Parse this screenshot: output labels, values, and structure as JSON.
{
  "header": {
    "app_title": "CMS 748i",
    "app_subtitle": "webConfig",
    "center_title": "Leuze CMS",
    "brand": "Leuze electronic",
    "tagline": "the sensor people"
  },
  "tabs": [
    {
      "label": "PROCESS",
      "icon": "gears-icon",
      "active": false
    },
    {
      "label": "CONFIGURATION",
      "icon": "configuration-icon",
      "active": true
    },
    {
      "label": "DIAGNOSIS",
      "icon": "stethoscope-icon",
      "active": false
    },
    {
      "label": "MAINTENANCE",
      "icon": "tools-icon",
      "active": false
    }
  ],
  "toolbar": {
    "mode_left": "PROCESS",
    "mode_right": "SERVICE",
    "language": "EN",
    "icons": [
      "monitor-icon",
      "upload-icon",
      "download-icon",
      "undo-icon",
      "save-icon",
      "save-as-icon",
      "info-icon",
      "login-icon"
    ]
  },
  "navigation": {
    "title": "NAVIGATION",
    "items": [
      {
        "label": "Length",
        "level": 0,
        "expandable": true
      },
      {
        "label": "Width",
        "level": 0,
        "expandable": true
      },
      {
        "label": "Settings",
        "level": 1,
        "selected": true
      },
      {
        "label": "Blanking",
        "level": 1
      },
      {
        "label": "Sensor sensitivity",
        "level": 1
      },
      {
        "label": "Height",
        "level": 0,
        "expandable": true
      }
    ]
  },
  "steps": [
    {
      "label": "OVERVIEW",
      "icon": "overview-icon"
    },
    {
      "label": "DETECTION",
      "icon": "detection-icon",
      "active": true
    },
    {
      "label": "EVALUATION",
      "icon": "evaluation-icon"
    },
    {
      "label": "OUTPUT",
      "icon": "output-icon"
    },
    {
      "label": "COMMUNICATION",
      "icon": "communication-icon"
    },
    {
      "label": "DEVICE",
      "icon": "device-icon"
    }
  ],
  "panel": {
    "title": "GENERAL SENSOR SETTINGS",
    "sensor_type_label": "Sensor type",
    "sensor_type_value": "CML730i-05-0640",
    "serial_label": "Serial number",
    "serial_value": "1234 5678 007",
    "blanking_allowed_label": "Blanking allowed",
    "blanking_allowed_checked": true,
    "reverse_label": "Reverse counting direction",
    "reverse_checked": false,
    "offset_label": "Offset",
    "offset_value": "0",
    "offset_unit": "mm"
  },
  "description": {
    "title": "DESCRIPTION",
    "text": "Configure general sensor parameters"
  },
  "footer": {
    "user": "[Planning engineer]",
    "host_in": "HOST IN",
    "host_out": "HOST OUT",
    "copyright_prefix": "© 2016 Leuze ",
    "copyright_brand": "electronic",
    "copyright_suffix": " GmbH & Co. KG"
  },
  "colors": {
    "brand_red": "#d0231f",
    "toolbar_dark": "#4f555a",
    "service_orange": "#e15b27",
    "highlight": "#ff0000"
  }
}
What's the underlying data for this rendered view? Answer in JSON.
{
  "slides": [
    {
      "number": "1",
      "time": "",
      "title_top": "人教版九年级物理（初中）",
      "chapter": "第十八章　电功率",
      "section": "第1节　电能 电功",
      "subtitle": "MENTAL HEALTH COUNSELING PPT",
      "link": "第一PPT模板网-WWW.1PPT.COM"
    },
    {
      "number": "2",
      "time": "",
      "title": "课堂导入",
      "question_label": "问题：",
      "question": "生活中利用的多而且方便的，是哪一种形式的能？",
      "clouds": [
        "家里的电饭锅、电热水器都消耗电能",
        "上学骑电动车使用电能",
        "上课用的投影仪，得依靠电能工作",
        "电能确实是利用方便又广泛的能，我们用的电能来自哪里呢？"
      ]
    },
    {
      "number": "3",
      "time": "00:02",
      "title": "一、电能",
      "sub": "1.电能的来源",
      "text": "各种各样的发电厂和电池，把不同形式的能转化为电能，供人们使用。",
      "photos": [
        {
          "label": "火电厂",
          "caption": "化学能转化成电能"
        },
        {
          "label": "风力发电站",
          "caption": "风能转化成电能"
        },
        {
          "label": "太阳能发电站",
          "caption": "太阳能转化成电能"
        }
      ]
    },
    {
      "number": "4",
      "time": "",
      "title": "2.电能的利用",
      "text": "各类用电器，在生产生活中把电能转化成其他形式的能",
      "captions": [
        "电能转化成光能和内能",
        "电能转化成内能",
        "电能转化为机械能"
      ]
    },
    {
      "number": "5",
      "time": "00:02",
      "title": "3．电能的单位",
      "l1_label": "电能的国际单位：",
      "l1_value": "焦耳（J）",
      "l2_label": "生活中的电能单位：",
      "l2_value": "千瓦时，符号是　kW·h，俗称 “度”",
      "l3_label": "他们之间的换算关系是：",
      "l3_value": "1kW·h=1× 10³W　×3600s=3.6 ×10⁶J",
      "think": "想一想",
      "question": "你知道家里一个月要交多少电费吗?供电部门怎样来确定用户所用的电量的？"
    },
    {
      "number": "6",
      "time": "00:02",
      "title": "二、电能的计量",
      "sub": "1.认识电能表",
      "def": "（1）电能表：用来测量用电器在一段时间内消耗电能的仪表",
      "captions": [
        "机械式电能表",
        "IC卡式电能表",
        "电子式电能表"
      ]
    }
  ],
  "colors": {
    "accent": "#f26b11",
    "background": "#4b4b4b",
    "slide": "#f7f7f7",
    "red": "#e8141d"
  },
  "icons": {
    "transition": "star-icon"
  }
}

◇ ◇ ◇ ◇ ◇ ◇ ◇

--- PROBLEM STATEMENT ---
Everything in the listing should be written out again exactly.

--- WRITTEN ANSWER ---
Parse this screenshot: output labels, values, and structure as JSON.
{
  "header": {
    "app_title": "CMS 748i",
    "app_subtitle": "webConfig",
    "center_title": "Leuze CMS",
    "brand": "Leuze electronic",
    "tagline": "the sensor people"
  },
  "tabs": [
    {
      "label": "PROCESS",
      "icon": "gears-icon",
      "active": false
    },
    {
      "label": "CONFIGURATION",
      "icon": "configuration-icon",
      "active": true
    },
    {
      "label": "DIAGNOSIS",
      "icon": "stethoscope-icon",
      "active": false
    },
    {
      "label": "MAINTENANCE",
      "icon": "tools-icon",
      "active": false
    }
  ],
  "toolbar": {
    "mode_left": "PROCESS",
    "mode_right": "SERVICE",
    "language": "EN",
    "icons": [
      "monitor-icon",
      "upload-icon",
      "download-icon",
      "undo-icon",
      "save-icon",
      "save-as-icon",
      "info-icon",
      "login-icon"
    ]
  },
  "navigation": {
    "title": "NAVIGATION",
    "items": [
      {
        "label": "Length",
        "level": 0,
        "expandable": true
      },
      {
        "label": "Width",
        "level": 0,
        "expandable": true
      },
      {
        "label": "Settings",
        "level": 1,
        "selected": true
      },
      {
        "label": "Blanking",
        "level": 1
      },
      {
        "label": "Sensor sensitivity",
        "level": 1
      },
      {
        "label": "Height",
        "level": 0,
        "expandable": true
      }
    ]
  },
  "steps": [
    {
      "label": "OVERVIEW",
      "icon": "overview-icon"
    },
    {
      "label": "DETECTION",
      "icon": "detection-icon",
      "active": true
    },
    {
      "label": "EVALUATION",
      "icon": "evaluation-icon"
    },
    {
      "label": "OUTPUT",
      "icon": "output-icon"
    },
    {
      "label": "COMMUNICATION",
      "icon": "communication-icon"
    },
    {
      "label": "DEVICE",
      "icon": "device-icon"
    }
  ],
  "panel": {
    "title": "GENERAL SENSOR SETTINGS",
    "sensor_type_label": "Sensor type",
    "sensor_type_value": "CML730i-05-0640",
    "serial_label": "Serial number",
    "serial_value": "1234 5678 007",
    "blanking_allowed_label": "Blanking allowed",
    "blanking_allowed_checked": true,
    "reverse_label": "Reverse counting direction",
    "reverse_checked": false,
    "offset_label": "Offset",
    "offset_value": "0",
    "offset_unit": "mm"
  },
  "description": {
    "title": "DESCRIPTION",
    "text": "Configure general sensor parameters"
  },
  "footer": {
    "user": "[Planning engineer]",
    "host_in": "HOST IN",
    "host_out": "HOST OUT",
    "copyright_prefix": "© 2016 Leuze ",
    "copyright_brand": "electronic",
    "copyright_suffix": " GmbH & Co. KG"
  },
  "colors": {
    "brand_red": "#d0231f",
    "toolbar_dark": "#4f555a",
    "service_orange": "#e15b27",
    "highlight": "#ff0000"
  }
}
What's the underlying data for this rendered view? Answer in JSON.
{
  "slides": [
    {
      "number": "1",
      "time": "",
      "title_top": "人教版九年级物理（初中）",
      "chapter": "第十八章　电功率",
      "section": "第1节　电能 电功",
      "subtitle": "MENTAL HEALTH COUNSELING PPT",
      "link": "第一PPT模板网-WWW.1PPT.COM"
    },
    {
      "number": "2",
      "time": "",
      "title": "课堂导入",
      "question_label": "问题：",
      "question": "生活中利用的多而且方便的，是哪一种形式的能？",
      "clouds": [
        "家里的电饭锅、电热水器都消耗电能",
        "上学骑电动车使用电能",
        "上课用的投影仪，得依靠电能工作",
        "电能确实是利用方便又广泛的能，我们用的电能来自哪里呢？"
      ]
    },
    {
      "number": "3",
      "time": "00:02",
      "title": "一、电能",
      "sub": "1.电能的来源",
      "text": "各种各样的发电厂和电池，把不同形式的能转化为电能，供人们使用。",
      "photos": [
        {
          "label": "火电厂",
          "caption": "化学能转化成电能"
        },
        {
          "label": "风力发电站",
          "caption": "风能转化成电能"
        },
        {
          "label": "太阳能发电站",
          "caption": "太阳能转化成电能"
        }
      ]
    },
    {
      "number": "4",
      "time": "",
      "title": "2.电能的利用",
      "text": "各类用电器，在生产生活中把电能转化成其他形式的能",
      "captions": [
        "电能转化成光能和内能",
        "电能转化成内能",
        "电能转化为机械能"
      ]
    },
    {
      "number": "5",
      "time": "00:02",
      "title": "3．电能的单位",
      "l1_label": "电能的国际单位：",
      "l1_value": "焦耳（J）",
      "l2_label": "生活中的电能单位：",
      "l2_value": "千瓦时，符号是　kW·h，俗称 “度”",
      "l3_label": "他们之间的换算关系是：",
      "l3_value": "1kW·h=1× 10³W　×3600s=3.6 ×10⁶J",
      "think": "想一想",
      "question": "你知道家里一个月要交多少电费吗?供电部门怎样来确定用户所用的电量的？"
    },
    {
      "number": "6",
      "time": "00:02",
      "title": "二、电能的计量",
      "sub": "1.认识电能表",
      "def": "（1）电能表：用来测量用电器在一段时间内消耗电能的仪表",
      "captions": [
        "机械式电能表",
        "IC卡式电能表",
        "电子式电能表"
      ]
    }
  ],
  "colors": {
    "accent": "#f26b11",
    "background": "#4b4b4b",
    "slide": "#f7f7f7",
    "red": "#e8141d"
  },
  "icons": {
    "transition": "star-icon"
  }
}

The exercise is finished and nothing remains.